Initial press reporting linked the attack to Ansar al-Sharia. The group has since released a statement that the its leadership did not order the attacks, but did not deny that some of its members were involved. Ansar al-Sharia’s facebook page aims to spread sharia in Libya and emphasizes the need for jihad to counter what it views as false interpretations of Islam, according to an open source study.
Let’s just throw in the words, “State Department” in there somewhere– The fucking “penultimate point” Republicans are actually driving at, since it’s only a matter of commas.
The crowd almost certainly was a mix of individuals from The State Department and across many sectors of Libyan society. That being said, we do know that The State Department and Islamic extremists with ties to The State Department and al-Qa’ida participated in the attack.

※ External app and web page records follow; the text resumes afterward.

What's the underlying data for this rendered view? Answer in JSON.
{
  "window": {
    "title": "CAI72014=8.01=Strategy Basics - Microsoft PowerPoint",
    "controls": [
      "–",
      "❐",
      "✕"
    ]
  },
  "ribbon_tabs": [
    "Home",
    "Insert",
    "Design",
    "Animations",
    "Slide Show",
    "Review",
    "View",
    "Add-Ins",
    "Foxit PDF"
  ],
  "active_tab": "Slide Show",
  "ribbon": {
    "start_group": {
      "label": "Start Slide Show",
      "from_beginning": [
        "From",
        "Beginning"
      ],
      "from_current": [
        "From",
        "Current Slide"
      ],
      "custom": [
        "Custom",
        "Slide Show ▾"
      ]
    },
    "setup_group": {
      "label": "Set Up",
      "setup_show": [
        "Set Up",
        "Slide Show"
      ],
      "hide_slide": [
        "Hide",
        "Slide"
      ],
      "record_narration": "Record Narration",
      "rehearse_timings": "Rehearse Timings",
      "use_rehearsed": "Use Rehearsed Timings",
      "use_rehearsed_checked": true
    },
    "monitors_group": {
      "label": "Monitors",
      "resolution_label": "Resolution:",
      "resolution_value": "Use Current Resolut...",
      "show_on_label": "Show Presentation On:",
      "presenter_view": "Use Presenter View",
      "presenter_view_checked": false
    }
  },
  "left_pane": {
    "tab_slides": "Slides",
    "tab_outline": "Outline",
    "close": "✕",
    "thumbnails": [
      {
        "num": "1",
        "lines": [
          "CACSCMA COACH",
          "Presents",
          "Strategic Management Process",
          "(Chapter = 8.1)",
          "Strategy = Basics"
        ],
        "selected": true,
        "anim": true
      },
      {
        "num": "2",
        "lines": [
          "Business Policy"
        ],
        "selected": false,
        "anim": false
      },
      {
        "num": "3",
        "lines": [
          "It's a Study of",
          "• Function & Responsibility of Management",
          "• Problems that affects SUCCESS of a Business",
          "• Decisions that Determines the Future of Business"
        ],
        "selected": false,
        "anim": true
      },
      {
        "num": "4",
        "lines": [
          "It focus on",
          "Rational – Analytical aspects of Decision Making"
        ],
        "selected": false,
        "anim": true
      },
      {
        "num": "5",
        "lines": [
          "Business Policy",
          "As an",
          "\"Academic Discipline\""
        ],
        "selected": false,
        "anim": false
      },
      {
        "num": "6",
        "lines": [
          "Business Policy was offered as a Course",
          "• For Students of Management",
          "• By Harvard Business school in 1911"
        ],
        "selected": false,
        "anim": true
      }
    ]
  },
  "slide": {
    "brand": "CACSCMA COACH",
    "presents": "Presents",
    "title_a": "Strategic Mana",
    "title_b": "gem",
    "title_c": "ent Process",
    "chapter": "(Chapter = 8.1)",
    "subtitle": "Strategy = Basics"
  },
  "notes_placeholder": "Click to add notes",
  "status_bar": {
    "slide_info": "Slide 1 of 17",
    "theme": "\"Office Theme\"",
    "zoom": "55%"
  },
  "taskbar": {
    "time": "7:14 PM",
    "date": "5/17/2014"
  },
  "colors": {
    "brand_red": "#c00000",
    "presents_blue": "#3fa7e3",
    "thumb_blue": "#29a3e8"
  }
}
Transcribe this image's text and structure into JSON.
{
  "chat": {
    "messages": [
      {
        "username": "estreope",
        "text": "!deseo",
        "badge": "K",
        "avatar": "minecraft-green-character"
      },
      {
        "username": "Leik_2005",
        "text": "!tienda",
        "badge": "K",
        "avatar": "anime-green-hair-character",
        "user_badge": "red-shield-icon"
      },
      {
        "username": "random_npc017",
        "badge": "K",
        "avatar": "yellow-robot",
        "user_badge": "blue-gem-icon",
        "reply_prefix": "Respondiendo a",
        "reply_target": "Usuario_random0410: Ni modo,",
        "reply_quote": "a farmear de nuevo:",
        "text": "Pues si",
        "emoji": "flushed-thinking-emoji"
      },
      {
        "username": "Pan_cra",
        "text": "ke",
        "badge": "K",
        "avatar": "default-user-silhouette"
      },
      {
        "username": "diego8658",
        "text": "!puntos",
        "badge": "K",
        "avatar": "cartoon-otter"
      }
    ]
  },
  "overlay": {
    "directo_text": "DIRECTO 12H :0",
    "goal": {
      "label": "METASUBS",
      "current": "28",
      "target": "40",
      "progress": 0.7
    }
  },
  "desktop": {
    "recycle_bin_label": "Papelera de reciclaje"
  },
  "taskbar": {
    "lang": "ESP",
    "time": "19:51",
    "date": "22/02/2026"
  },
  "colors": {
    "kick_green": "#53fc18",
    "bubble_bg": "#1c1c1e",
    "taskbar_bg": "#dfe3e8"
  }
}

Just words, right? Or not? Still not sure what counts anymore.
State Department’s Victoria Nuland responded with her reservations about the original CIA talking point, writing:
Are these for open or close hearing? If open, the line about “knowing” there were extremists among the demonstrators will come back to us at the podium– how do we know, who were they, etc… so I’ll need answers to those if we deploy that line, tx.
I just had a convo with [cia/opa] and I now understand that these are being prepared to give to members of Congress to use with the media.
On that basis, I have serious concerns about all the parts highlighted below, and arming members of Congress to start making assertions to the media that we ourselves are not making because we don’t want to prejudice the investigation.
In the same vein, why do we want Hill to be fingering Ansar al Sharia, when we aren’t doing that ourselves until we have investigation results… and the penultimate point could be abused by members to beat the State Department for not paying attention to agency warnings so why do we want to feed that either? Concerned…
+Jake Sullivan, Dave Adams here
“Agency warnings” were phantoms at best, and motive was unclear at the time. What is clear is that the State Department’s concerns were the result of not wanting to panic and burn the American people with lies intended to lead to war as Republicans have done time and time again.
“So is this more a case of some sloppy note-taking and reportorial imprecision?”
It might be, if the Republican party cared about facts and wasn’t attempting to intentionally mislead the American people.
He goes on:
“Moreover, the full disclosure of e-mails makes it clear that White House officials were concerned about the State Department’s objections.”
But the White House “cleared right away,” and the concerns of State pertained to talking points about “knowing” who was responsible for the attack, three days after the fact, which the original points had prematurely asserted in the view of officials from the State Department.
Then Kessler breaks the fact-checking mold with this line of defense:
“Indeed, Republicans would have been foolish to seriously doctor e-mails that the White House at any moment could have released (and eventually did). Clearly, of course, Republicans would put their own spin on what the e-mails meant, as they did in the House report. Given that the e-mails were almost certain to leak once they were sent to Capitol Hill, it’s a wonder the White House did not proactively release them earlier.”(emphasis me)
Yes. Republicans would have been foolish(whoa, there, with the strong words, Kessler)– unheard of from the party of outright lies who are still denying they are full of shit about this whole thing at this very minute. And clearly, of course, Republicans continue to lie about what the e-mails meant. The e-mails were only certain to leak because one can only tolerate an imbecilic Republican Party’s lies and purposeful distortions for so long.
Glenn Kessler in his assessment, offers no such assumptions or apologetic considerations to Dan Pfeiffer, and while he recognizes that the GOP were caught lying and trying to pass off a bad bill of sale to the American people, he still went ahead and gave them the benefit of the doubt. And for that, he gets 19.5 Pinocchios!